WHAT IS BEING ASKED: In the entries below, find the lines that include "exploratory" and give their number as the whole reply.

Start of DATA SUPPLIED

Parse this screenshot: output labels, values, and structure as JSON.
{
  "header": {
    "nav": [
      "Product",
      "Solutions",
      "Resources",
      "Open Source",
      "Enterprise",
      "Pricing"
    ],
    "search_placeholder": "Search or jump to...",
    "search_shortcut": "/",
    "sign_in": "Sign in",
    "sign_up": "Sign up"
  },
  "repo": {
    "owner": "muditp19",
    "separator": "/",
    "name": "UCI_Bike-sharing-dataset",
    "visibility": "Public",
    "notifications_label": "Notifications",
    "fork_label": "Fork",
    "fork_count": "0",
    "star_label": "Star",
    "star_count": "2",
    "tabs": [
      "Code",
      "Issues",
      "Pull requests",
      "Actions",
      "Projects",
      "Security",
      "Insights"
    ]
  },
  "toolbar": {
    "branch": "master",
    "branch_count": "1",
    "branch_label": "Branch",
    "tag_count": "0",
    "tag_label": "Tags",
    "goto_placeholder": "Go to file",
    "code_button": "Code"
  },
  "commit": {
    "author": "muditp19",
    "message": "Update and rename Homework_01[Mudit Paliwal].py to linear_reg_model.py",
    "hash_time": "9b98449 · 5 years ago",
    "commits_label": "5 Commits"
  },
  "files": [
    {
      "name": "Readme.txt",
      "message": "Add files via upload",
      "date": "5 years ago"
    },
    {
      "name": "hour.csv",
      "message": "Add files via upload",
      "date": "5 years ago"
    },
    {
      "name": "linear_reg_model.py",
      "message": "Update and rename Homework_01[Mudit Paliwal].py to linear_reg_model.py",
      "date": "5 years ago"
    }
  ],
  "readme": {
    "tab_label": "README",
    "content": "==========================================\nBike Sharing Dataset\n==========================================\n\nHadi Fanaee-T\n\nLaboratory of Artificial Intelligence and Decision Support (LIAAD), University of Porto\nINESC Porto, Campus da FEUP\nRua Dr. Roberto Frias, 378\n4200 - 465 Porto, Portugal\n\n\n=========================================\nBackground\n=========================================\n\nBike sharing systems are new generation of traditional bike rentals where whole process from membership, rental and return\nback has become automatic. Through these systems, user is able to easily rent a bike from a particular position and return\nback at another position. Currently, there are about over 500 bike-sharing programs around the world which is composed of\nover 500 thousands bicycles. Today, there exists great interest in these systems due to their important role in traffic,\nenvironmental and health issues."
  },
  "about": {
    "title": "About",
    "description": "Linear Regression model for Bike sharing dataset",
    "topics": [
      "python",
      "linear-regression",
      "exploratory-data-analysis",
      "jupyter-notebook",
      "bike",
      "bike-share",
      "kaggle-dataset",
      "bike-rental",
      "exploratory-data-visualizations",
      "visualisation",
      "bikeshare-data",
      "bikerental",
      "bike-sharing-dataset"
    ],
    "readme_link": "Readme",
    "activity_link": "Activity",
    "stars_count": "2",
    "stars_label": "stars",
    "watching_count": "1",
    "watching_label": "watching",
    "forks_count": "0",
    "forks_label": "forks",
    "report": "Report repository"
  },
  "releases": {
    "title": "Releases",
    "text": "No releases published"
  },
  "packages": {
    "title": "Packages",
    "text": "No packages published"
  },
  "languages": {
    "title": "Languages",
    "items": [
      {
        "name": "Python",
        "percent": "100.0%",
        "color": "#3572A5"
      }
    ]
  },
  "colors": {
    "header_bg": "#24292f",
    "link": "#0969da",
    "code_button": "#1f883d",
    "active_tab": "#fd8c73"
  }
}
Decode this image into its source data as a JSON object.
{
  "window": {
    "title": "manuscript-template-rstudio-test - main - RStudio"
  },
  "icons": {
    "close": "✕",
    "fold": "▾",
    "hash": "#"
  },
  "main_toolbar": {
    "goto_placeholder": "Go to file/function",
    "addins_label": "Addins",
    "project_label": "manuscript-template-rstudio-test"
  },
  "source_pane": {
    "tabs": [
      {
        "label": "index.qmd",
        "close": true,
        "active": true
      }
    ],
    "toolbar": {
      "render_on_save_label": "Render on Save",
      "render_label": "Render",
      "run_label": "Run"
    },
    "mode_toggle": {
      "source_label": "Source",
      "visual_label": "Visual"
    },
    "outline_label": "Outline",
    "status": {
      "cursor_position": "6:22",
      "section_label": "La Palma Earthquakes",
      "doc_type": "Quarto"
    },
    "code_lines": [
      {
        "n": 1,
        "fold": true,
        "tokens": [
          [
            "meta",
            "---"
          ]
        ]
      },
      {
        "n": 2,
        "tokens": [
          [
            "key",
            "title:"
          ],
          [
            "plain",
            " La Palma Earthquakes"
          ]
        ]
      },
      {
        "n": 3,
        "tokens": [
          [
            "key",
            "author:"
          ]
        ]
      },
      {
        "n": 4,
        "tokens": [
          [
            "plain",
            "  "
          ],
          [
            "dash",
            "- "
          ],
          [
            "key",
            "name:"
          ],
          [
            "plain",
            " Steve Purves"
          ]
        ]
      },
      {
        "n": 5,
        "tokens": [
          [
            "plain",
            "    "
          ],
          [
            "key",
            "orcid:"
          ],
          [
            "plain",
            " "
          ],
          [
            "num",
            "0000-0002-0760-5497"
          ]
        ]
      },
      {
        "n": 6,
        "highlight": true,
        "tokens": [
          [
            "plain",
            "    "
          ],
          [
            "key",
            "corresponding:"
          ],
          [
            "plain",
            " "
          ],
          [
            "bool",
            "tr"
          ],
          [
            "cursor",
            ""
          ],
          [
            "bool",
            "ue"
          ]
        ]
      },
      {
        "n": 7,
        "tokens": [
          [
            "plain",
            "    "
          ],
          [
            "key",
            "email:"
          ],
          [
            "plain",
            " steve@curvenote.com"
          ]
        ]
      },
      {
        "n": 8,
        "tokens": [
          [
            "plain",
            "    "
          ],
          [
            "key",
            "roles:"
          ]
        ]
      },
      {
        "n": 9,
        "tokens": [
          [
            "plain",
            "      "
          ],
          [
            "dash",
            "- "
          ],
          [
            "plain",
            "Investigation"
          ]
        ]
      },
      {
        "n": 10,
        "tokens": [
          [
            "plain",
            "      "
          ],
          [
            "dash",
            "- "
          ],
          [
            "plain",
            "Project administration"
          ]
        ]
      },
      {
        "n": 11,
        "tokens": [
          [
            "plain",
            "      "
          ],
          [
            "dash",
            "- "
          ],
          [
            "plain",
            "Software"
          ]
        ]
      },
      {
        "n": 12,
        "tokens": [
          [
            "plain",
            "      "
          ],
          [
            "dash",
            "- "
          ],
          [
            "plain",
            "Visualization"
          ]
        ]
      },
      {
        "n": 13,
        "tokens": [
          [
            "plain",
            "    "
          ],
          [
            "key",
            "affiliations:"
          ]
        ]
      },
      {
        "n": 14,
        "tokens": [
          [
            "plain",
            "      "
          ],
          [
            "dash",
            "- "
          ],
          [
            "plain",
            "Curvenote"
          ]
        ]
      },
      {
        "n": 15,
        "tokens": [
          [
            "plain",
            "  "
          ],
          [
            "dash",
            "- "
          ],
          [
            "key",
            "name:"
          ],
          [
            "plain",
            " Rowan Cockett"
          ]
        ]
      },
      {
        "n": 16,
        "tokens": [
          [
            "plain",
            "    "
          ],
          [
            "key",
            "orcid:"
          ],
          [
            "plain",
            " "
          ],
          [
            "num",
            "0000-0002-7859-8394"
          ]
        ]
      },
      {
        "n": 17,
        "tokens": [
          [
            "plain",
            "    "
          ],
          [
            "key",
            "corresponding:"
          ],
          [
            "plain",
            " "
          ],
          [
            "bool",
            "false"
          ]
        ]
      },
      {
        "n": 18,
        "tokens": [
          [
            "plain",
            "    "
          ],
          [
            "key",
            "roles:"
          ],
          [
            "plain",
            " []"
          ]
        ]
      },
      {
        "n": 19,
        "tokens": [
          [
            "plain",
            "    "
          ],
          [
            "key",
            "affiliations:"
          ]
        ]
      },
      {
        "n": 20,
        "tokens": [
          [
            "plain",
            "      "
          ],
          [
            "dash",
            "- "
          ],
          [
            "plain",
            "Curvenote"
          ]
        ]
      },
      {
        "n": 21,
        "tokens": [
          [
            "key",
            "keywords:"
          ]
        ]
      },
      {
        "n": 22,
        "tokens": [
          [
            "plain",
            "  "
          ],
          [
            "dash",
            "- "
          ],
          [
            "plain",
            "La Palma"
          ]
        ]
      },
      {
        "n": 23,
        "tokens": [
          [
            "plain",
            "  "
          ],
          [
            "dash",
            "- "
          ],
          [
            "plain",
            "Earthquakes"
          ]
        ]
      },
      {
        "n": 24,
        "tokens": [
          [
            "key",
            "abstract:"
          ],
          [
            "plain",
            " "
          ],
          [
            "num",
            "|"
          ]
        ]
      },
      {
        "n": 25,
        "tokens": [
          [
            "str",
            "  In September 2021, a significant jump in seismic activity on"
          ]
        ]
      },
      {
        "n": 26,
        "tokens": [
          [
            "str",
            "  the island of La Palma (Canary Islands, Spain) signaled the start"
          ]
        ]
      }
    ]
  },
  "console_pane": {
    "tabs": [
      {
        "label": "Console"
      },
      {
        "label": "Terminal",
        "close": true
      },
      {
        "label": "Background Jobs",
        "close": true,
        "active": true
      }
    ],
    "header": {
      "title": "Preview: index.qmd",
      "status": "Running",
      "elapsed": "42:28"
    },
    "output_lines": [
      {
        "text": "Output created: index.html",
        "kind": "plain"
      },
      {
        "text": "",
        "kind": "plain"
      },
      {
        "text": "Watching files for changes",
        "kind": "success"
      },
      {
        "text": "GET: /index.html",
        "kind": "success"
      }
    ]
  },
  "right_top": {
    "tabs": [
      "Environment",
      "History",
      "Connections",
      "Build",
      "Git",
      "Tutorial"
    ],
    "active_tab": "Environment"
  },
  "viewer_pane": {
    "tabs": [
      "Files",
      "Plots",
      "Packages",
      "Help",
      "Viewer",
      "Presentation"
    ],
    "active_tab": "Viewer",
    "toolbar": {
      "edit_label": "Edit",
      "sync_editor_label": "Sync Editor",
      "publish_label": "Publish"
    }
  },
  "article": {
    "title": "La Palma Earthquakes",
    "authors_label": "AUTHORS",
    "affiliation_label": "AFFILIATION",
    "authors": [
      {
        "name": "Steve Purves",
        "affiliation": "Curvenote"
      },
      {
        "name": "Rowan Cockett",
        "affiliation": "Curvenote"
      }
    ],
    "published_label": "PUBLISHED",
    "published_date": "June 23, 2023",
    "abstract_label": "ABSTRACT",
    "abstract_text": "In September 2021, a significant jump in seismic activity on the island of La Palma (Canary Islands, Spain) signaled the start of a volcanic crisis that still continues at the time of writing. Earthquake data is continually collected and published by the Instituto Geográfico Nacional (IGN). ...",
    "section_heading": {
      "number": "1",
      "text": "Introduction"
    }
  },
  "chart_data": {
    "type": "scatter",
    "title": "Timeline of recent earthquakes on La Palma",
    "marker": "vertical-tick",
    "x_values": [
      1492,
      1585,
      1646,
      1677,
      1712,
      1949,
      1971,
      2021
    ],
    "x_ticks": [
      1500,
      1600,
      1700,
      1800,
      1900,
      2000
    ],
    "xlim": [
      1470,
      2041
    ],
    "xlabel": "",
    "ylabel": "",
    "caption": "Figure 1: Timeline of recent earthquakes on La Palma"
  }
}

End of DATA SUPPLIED

FINAL ANSWER: 2